tirsdag, 07-12-2021

Edward Shorter’s comment on Herwig Czech, Gabor Ungvari, Kamila Uzarzzyk and Gabor Gazdag’s 2020 paper, “Electroconvulsive therapy in the  shadow of the gas chamber. Medical innovations and human experimentation in Auschwitz”

 

        The story told by Dr. Czech and collaborators is a horrifying one and the field can only be thankful that use of ECT in the Nazi death camps is starting to be investigated.  Less investigated, however, is the use of ECT and the other new “physical” therapies  (insulin coma, Cardiazol convulsion) in mental hospitals in the Nazi years.  Here, the story must be nuanced a bit.  In a study of patients in the Lower Austrian state asylum Kierling-Gugging, I found that in 1944 eight patients with “schizophrenia” were discharged as either “recovered” (geheilt) or “removed to home care” (in häusliche Pflege entlassen).  By contrast, a further eight schizophrenic patients died in the asylum or were transferred to a certain death in another institution.   What divided the two groups?  The schizophrenics who were not killed responded positively to insulin, Cardiazol or ECT (which came in around 1944).  Some of the eight who were killed had also received these new treatments but had failed to respond to them.  These results will be reported in due course.  But the point right now is that in an asylum such as Kierling-Gugging, not necessarily in a death camp, the Nazi psychiatrists evidently used these new physical treatments therapeutically on patients with diagnoses (“schizophrenia”) that in other settings might have been a death sentence. This is a small footnote to a paper that is otherwise very meritorious.

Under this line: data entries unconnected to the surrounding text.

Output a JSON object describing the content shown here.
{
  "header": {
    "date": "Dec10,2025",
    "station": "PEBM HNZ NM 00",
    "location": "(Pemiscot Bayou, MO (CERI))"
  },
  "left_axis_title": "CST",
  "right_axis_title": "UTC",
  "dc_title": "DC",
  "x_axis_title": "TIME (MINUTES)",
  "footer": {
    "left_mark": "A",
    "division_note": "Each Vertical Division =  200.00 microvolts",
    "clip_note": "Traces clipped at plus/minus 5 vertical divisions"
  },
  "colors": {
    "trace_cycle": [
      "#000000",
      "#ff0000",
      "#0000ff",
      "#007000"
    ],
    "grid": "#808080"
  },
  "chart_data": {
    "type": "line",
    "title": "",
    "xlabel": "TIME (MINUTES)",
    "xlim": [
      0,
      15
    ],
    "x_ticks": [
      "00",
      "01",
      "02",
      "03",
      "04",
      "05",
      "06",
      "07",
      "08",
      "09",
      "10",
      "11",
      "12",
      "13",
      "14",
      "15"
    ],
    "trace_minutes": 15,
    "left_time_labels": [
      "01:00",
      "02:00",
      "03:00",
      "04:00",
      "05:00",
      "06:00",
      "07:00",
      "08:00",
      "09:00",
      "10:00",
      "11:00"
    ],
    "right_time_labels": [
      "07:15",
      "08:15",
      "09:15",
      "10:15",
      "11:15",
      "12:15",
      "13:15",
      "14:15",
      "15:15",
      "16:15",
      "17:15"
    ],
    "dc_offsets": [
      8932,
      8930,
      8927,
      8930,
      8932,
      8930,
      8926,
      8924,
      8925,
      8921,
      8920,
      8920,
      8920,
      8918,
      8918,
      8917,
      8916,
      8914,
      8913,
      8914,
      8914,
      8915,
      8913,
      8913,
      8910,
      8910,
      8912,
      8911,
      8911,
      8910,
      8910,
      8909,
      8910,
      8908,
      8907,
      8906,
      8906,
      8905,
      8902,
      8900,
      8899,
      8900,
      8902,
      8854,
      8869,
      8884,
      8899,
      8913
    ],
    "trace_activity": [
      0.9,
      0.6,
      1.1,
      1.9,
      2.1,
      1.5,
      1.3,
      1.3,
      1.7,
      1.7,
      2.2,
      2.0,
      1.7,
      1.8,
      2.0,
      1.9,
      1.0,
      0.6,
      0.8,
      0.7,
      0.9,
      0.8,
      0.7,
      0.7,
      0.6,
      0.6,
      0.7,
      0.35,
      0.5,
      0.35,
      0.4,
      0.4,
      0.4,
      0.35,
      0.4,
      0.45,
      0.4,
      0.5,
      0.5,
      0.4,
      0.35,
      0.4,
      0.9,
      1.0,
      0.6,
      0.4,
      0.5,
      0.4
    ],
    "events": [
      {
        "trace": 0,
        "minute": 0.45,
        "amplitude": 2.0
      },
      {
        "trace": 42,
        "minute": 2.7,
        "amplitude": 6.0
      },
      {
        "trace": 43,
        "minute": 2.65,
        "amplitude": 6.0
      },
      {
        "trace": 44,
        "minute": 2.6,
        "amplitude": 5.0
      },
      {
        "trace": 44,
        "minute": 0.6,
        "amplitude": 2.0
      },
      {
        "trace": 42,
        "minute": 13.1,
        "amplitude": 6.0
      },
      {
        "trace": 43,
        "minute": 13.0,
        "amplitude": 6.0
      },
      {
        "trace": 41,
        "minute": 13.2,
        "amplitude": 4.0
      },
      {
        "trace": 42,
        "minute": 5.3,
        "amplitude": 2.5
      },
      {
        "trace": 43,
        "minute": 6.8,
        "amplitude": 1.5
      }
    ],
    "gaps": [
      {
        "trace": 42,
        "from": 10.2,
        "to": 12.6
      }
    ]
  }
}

        On Feb 25, 2021, at 12:31 a.m., Tom Ban sent me an email: “Ned, In case you did not see this paper, published in Johns Hopkins Bulletin of the History of Medicine, please  find it in the attachment. They are referring to your work in it towards the end. Would you be interested in commenting/…”

Reference:

Czech H, Ungvari GS, Uzarczyk K, Weindling P, Gazdag G. Electroconvulsive Therapy in the Shadow of the Gas Chambers: Medical Innovation and Human Experimentation in Auschwitz. Bull Hist Med 2020;94(2):244-66.

 

June 10, 2021